R.U.S.E.'s Mathieu Girard
On Move, Kinect and 3D.
Now Blizzard behemoth StarCraft 2 has re-written the real-time strategy sales rule book it's hard to see how Ubisoft's R.U.S.E., due out next month, will compete.
Senior producer Mathieu Girard, however, has a plan. It involves the home consoles and motion controls, two technologies Blizzard has so far kept at arms length.
In this interview, Girard discusses how Ubisoft is using Sony's Move controller to make R.U.S.E. better on console and explains why Kinect's been left behind.
Ever since we started RU.S.E. we wanted it to play as a natural, easy to handle game, even though it could be very deep because of the complexity of the units and environment.
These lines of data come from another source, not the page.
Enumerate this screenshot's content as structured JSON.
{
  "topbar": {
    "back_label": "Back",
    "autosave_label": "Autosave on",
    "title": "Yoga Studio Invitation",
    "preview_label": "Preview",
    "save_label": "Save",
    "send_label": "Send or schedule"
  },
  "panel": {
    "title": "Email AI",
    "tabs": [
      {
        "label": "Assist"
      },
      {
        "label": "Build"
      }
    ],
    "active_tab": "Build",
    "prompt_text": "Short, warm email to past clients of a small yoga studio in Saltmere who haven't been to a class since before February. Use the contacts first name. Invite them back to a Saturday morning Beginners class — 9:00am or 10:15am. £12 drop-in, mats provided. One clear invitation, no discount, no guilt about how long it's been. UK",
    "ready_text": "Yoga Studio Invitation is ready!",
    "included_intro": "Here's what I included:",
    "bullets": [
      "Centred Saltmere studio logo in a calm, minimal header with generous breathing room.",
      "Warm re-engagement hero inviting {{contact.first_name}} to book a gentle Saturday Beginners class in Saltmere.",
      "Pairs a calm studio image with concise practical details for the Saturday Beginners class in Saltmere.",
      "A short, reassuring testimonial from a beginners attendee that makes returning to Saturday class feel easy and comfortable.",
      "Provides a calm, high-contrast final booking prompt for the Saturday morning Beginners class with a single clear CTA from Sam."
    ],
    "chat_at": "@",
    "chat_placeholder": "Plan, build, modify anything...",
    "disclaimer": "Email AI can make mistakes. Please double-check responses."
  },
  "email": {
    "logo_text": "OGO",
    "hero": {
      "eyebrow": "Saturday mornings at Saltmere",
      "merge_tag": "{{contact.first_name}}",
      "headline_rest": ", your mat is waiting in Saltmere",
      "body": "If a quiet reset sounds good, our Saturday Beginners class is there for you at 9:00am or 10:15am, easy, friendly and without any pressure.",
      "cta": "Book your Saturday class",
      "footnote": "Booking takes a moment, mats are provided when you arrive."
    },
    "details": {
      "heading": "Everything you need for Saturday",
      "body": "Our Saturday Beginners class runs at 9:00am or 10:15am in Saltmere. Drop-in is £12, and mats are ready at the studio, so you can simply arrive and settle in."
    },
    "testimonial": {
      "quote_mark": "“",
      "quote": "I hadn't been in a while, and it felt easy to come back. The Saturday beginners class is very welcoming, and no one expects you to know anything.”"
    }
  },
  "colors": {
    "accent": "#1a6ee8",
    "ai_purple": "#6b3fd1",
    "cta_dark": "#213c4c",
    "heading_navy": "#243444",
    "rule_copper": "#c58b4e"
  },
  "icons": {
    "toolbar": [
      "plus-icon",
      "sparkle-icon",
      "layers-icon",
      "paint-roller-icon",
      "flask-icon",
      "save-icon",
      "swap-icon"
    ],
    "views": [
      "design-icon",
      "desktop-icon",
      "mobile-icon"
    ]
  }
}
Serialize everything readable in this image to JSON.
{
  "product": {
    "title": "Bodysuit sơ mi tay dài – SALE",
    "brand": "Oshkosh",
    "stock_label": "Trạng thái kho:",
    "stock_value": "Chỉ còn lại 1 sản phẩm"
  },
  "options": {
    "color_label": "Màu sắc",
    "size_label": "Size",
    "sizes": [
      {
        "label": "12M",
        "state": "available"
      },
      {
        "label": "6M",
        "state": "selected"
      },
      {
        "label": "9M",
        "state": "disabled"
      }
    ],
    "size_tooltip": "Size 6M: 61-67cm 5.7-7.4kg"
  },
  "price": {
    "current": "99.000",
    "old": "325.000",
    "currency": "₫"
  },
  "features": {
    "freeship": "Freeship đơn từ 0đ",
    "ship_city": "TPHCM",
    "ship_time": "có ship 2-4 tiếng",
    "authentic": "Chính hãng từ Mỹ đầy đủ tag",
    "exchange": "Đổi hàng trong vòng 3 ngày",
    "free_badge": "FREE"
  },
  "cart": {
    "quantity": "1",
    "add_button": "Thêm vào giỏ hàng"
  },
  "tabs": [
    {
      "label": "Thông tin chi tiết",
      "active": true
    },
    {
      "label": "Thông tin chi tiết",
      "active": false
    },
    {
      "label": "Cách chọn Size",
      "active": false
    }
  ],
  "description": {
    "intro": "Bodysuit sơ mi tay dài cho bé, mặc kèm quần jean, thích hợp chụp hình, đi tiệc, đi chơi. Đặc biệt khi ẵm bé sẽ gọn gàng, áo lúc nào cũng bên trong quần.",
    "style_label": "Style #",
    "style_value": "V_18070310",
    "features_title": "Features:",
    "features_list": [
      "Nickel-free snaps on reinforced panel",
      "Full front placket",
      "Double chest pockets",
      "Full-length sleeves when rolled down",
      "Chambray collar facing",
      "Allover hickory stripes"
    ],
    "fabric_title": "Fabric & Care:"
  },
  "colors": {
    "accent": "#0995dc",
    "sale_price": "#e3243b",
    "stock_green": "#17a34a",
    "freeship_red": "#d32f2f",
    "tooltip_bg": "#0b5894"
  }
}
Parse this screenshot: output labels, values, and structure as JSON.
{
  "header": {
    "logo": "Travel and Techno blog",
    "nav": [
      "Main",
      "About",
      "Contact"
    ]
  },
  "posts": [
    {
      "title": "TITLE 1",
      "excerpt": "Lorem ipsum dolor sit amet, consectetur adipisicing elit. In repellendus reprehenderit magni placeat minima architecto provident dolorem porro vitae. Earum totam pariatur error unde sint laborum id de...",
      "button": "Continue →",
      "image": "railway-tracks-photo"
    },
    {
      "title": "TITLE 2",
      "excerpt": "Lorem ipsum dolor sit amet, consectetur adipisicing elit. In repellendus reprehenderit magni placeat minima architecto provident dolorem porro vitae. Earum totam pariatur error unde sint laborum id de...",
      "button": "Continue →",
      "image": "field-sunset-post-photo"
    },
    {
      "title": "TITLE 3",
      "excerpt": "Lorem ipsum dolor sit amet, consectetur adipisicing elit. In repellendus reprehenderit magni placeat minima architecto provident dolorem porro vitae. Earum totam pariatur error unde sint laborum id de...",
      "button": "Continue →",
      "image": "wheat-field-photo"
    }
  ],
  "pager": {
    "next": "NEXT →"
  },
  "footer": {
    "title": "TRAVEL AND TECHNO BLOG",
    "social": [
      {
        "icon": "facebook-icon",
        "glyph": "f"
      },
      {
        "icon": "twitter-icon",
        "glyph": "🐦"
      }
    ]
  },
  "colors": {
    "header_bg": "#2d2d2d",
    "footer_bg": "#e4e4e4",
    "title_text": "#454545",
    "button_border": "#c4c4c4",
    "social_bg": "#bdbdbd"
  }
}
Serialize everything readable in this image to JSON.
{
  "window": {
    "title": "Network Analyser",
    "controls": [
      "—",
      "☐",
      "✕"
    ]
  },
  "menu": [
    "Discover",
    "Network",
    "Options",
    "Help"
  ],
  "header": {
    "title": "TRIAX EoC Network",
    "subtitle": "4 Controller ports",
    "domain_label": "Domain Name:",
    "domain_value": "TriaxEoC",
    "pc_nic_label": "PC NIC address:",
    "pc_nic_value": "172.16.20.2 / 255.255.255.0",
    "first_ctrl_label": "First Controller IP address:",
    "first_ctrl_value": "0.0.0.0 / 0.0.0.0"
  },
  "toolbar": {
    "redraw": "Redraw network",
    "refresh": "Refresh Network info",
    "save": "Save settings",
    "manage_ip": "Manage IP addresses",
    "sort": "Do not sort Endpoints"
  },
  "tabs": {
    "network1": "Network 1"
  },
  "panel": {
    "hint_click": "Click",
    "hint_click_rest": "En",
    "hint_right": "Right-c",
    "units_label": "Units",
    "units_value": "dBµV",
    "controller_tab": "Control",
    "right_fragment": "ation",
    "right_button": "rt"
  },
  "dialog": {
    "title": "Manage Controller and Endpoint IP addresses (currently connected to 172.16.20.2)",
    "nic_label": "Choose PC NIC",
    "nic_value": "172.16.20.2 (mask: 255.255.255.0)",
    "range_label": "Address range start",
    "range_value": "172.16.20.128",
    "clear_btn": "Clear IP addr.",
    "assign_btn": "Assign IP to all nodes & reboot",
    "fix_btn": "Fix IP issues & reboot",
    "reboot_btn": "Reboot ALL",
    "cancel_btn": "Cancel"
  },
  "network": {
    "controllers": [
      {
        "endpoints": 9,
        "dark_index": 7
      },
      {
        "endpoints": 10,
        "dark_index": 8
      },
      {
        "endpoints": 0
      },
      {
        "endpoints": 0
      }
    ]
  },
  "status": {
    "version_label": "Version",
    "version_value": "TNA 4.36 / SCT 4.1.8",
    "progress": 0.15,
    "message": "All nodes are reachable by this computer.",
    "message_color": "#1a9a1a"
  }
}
But still we wanted to have simple controls. So from the start we thought about playing with a pad, with a mouse and keyboard obviously, with multi-touch as well, as you may have seen in the early demos.
And then we heard about the Move. Internally we started the reflection: is it a good game to have the Move?
We started first the reflection ourselves. Then we built up a first prototype with the first set of interactions with the Move. Instead of raising the Move stick to zoom in and out, we had the controller going close to the screen. It wasn't that pleasant.
We had this first prototype. We showed it to Sony. Some of the guys in London were very enthusiastic about it. They have us some feedback on how to improve it.
We went back to work. We polished everything. We added lots of immersive controls, like opening the menu, like being able to navigate inside the menu with the Move, not with some kind of directional stick. Now we have something that is final.
I would say that the Move integration was very quick - a lot faster than what we expected compared to working with the Wii, for instance.
We have not worked on the Wii with R.U.S.E., but compared to other engineers at Ubisoft who've done it. It was pretty fast to integrate.
I was not sure if it was just going to be a gadget, but it turns out it's a very cool and natural controller. We're very excited with it. It's very responsive.
You have the optical solution, the sphere, which is detected by the camera. You have accelerometers and gyroscopes. You can combine all of these systems together to form something very precise and natural to work with.
I would say four or five weeks ago.
Maybe we've talked about it. You know they come to our offices from time to time to discuss our next products, what's going on.
Maybe they mentioned it. But I think the decision came internally from Ubisoft.